Thank you, Mr. President and colleagues. I appreciate this opportunity to submit the Health and Human Services Committee amendment, AM611. AM611 includes LB298, Senator Baker's bill, as amended by AM537; LB297, Senator McCollister's bill as amended by AM365; and LB336, introduced by myself at the request of the Governor as amended by AM462. First, I would like to provide a quick overview of the bills, as I know Senator McCollister and Senator Baker will want to provide greater detail on their bills, and then talk about each of the amendments. First, I will start with LB297. LB297 creates a pilot project as the Children and Juveniles Data Pilot Project. The bill creates the Children and Juveniles Data Pilot Project Advisory Group. It mandates the group meet twice a year, creates a Data Steering Subcommittee, creates an Information-Sharing Subcommittee, and requires a written report annually. It provides a definition of independent, external data warehouse. And LB297 provides for a sunset date of December 31, 2019. AM365 of LB297 strikes the bill and removes individuals from the advisory group and creates the Children and Juveniles Data Feasibility Study Advisory Group. LB298 permits and requires the Department of Health and Human Services to establish a procedure for the public dissemination of a picture of and information about a child missing from a foster or out-of-home placement subject to state and federal confidentiality laws. The bill renamed the Normalcy Task Force the Nebraska Strengthening Families Act Committee under the children's...Nebraska Children's Commission and adds a representative of a juvenile facility to the committee; also applies certain provisions for the Nebraska Strengthening Families Act to children placed in juvenile facilities and requires a child-care institution, juvenile facilities, and youth rehabilitation and treatment centers to develop a written normalcy plan and annual normalcy report. The bill also requires the Department of Health and Human Services to adopt and promulgate rules and regulations regarding training for foster parents on recognizing human trafficking. AM537 came with discussion with Probation and stakeholders after the hearing. AM537 adds dissemination of a picture of and information about a child missing from a foster and out-of-home placement subject to state and federal confidentiality laws by the Office of Probation Administration shall be authorized by an order of a judge or court.
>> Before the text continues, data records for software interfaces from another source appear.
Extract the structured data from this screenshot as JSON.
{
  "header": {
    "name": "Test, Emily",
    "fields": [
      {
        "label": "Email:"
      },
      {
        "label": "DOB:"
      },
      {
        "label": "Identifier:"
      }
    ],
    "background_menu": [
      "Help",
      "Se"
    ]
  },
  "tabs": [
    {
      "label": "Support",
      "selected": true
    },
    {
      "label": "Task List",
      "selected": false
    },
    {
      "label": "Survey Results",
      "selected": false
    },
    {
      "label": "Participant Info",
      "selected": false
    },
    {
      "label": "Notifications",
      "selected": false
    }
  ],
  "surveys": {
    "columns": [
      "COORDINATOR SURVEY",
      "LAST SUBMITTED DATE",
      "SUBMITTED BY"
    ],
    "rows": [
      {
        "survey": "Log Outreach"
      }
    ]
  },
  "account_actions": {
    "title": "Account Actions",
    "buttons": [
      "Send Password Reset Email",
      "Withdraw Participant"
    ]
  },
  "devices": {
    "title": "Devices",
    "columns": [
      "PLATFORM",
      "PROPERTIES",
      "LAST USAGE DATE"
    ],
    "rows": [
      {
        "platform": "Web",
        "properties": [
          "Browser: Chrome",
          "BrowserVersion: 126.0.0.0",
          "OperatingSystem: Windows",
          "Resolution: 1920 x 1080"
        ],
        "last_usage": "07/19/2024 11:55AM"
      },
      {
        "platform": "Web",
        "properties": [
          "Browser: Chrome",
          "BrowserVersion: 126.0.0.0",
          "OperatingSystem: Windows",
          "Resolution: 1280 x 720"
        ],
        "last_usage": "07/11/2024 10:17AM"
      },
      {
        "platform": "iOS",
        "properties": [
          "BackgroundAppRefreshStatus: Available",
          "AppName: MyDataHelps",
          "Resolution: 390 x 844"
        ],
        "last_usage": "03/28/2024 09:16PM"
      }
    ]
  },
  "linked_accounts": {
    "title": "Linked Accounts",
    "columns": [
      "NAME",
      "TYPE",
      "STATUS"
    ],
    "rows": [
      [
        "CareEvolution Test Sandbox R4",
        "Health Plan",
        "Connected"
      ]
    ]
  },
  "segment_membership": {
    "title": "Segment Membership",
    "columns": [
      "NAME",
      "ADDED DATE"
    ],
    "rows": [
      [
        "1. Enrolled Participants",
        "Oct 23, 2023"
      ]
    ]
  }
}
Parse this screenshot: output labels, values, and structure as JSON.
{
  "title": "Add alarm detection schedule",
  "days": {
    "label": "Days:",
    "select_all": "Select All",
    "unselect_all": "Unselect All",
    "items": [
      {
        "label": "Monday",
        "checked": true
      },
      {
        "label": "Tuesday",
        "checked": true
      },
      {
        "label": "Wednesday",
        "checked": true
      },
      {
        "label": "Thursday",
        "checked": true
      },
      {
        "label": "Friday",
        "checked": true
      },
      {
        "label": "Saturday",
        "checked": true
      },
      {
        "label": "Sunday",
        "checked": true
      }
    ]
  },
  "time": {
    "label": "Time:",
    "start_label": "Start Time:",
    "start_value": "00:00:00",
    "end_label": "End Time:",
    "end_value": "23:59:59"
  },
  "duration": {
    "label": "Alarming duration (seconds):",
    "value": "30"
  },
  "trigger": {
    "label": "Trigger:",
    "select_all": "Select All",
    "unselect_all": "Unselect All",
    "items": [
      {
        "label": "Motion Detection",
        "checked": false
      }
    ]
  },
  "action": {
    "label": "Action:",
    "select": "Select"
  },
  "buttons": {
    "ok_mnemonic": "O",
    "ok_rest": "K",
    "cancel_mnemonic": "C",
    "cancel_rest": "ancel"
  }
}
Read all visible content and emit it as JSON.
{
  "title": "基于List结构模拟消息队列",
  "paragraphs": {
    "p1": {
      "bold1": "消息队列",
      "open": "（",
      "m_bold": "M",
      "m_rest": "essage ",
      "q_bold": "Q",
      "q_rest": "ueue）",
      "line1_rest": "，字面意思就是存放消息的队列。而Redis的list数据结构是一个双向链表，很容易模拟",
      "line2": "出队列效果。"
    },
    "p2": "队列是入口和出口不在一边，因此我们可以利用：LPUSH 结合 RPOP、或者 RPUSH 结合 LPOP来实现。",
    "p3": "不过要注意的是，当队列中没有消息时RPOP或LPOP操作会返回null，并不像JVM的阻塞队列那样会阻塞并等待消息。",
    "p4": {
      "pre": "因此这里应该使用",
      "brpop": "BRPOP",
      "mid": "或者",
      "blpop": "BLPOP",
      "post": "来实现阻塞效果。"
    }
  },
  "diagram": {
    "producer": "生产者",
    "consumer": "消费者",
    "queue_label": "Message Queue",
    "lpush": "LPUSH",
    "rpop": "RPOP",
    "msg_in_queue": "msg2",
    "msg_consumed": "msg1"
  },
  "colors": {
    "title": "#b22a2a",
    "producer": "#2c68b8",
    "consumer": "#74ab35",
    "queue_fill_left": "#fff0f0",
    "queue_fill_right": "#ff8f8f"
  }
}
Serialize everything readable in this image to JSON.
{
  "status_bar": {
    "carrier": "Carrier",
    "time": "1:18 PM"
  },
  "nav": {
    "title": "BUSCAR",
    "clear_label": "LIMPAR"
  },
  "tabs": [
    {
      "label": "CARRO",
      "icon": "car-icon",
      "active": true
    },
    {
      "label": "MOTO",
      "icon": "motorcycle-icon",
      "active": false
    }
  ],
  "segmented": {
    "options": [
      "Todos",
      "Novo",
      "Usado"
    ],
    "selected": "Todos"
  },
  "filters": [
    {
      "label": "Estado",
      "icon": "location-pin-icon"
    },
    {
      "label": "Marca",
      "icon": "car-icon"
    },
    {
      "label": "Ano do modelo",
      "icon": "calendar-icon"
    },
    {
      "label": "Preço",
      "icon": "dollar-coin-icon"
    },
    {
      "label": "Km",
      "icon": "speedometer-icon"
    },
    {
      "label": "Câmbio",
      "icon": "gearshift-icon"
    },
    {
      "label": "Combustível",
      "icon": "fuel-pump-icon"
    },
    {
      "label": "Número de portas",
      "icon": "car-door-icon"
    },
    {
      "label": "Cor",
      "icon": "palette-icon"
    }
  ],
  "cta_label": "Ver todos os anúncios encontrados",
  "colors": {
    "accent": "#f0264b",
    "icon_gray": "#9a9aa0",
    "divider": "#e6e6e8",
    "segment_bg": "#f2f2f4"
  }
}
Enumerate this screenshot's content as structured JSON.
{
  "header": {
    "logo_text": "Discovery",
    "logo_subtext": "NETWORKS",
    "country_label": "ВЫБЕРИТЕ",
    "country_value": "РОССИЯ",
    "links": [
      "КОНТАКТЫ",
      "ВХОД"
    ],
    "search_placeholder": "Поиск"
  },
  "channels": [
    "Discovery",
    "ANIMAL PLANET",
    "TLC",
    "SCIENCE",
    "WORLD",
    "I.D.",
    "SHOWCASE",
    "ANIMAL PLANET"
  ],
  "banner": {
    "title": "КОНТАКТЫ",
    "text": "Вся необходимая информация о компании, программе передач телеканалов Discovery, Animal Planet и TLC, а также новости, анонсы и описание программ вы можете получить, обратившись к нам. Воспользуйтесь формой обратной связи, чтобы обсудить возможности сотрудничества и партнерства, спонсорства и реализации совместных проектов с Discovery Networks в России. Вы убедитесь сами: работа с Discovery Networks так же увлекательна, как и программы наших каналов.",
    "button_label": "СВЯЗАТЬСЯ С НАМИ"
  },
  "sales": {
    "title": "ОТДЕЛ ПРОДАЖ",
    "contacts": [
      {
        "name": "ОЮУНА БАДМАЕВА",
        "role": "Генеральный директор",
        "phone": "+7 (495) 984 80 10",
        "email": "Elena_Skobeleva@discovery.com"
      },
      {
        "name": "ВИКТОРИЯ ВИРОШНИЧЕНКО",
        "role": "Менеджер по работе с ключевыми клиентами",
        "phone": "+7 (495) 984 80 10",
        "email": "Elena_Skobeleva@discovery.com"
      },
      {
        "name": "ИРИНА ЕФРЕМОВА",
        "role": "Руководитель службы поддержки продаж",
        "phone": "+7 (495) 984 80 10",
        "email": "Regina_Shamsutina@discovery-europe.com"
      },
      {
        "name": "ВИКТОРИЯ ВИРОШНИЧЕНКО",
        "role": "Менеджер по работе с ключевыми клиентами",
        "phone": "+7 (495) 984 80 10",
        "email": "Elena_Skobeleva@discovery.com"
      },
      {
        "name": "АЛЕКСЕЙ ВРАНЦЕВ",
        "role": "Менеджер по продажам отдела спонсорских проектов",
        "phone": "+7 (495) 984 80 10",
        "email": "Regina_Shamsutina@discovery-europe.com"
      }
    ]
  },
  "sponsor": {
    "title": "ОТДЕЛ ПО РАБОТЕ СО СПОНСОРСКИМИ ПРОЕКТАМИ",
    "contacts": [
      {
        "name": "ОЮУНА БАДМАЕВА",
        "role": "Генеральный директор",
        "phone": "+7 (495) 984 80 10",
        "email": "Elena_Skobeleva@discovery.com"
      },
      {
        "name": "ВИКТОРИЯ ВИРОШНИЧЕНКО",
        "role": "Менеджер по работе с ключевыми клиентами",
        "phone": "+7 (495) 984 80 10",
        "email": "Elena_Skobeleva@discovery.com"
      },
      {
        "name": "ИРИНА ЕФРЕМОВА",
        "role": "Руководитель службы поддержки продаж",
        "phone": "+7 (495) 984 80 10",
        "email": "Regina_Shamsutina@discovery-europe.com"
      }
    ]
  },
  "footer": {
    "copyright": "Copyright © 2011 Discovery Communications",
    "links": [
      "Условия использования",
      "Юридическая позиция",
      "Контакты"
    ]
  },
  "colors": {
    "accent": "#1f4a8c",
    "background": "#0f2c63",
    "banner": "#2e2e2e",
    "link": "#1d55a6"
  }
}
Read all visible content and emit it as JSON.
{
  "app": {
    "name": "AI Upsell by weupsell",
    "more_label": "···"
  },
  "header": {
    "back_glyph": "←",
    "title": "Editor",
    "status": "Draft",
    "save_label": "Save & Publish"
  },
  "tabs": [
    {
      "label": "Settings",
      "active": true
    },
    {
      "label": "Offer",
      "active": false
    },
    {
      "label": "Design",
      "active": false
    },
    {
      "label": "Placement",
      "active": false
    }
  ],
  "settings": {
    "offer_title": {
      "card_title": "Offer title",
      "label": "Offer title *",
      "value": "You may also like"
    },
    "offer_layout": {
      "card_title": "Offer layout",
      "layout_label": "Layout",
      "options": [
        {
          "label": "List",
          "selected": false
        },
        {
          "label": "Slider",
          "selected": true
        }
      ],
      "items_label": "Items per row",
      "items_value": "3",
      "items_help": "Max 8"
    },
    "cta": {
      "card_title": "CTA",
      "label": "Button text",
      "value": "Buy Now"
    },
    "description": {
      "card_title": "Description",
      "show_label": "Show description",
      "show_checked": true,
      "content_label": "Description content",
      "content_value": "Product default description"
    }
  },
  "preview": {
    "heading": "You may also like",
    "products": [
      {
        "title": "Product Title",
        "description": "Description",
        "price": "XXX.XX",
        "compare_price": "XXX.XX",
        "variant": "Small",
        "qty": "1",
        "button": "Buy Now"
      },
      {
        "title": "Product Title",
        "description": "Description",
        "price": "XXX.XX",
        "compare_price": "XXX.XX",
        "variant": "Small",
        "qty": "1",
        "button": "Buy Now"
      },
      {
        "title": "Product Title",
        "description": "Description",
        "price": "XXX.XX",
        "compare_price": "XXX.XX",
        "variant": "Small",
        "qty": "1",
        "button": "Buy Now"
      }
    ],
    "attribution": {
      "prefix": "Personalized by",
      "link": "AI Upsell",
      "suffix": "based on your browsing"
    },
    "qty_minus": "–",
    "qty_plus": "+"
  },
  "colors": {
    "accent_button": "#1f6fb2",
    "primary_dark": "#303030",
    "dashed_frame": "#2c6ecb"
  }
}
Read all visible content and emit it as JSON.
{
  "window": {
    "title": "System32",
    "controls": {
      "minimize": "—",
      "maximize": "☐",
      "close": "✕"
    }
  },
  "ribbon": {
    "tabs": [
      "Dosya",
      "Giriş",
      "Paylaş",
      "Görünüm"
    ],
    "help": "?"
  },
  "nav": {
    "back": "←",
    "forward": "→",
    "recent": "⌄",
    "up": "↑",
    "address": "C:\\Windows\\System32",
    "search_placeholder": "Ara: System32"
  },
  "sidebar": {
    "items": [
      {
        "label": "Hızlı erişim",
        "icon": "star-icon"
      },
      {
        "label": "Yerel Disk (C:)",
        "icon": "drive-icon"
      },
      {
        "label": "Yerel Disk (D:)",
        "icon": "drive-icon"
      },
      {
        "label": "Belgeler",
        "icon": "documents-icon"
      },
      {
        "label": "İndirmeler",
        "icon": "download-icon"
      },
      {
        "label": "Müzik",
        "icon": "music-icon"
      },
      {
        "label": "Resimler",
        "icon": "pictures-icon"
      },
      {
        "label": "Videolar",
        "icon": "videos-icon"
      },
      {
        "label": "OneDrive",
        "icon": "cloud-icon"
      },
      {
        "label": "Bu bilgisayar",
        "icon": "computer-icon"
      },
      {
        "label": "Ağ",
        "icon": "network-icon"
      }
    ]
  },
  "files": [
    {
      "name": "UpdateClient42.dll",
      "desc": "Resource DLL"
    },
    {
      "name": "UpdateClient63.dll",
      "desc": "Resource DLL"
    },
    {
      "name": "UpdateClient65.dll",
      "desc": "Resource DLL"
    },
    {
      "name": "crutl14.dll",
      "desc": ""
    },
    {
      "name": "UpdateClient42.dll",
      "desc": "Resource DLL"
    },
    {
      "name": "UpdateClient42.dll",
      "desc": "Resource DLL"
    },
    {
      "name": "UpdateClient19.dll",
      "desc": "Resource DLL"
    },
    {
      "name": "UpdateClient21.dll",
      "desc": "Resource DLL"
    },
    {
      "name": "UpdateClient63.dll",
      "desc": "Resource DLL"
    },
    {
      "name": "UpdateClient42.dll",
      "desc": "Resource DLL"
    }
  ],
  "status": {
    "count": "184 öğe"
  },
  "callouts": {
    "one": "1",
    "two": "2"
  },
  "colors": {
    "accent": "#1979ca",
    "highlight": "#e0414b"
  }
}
AM537 strikes juvenile facilities from the bill. The amendment shifts burden of the normalcy plan to child-care institutions from the department and strikes interim program school from normalcy plan requirements. The amendment also allows the Office of Probation to adopt and promulgate rules and regulations. LB336 allows the Department of Health and Human Services to charge a reasonable fee to cover the expenses to provide central registry checks. The fee as originally drafted would not exceed $3. The department may waive the fee if the requesting party shows the fee would be an undue financial hardship. The department may adopt and promulgate rules and regulations. After discussion with the committee, the HHS Committee members wanted to increase the fee from $3 maximum to $5 minimum and a $10 maximum and wanted to exempt child placement agencies for the purpose of placement of a child in foster care. I know this is a complex amendment, but I do ask for your support of AM611. Thank you, Mr. President.

LB225 LB298 LB297 LB336

SPEAKER SCHEER

Thank you, Senator Riepe. Mr. Clerk for announcements.

LB225

CLERK

Mr. President, an amendment to be printed it LB225, Senator Morfeld. Announcement, the Special Committee on the Election Challenge will meet upon adjournment in Room 2102. (Legislative Journal page 789.)

LB225

Mr. President, priority motion. Senator Erdman would move to adjourn the body until Thursday, March 23, at 9:00 a.m.

SPEAKER SCHEER

Colleagues, you've heard the motion for adjournment. All those in favor say aye. All those opposed say nay. The ayes have it. We are adjourned.